(Exercise) Go through the material below and report how many lines contain "办公车辆管理". Give only the number.
[[ Supplied records open ]]
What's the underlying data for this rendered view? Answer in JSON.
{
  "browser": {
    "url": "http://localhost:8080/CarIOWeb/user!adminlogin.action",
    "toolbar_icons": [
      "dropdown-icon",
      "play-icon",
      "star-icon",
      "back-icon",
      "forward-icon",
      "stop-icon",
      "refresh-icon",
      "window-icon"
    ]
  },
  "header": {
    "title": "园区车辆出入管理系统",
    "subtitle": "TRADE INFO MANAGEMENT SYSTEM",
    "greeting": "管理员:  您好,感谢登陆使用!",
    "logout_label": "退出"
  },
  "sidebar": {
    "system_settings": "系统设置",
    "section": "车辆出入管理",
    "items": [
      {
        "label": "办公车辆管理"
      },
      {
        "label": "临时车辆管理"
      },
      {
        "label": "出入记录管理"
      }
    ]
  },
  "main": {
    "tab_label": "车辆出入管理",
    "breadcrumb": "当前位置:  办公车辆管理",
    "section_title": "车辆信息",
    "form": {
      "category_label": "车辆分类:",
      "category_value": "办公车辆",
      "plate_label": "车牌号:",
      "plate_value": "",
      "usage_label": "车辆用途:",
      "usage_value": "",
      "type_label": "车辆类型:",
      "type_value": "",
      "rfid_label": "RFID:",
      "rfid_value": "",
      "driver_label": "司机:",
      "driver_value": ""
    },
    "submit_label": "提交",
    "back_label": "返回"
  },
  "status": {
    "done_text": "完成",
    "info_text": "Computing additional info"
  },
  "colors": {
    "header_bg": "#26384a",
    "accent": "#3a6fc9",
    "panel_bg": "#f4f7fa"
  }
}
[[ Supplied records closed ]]
(Response area) 2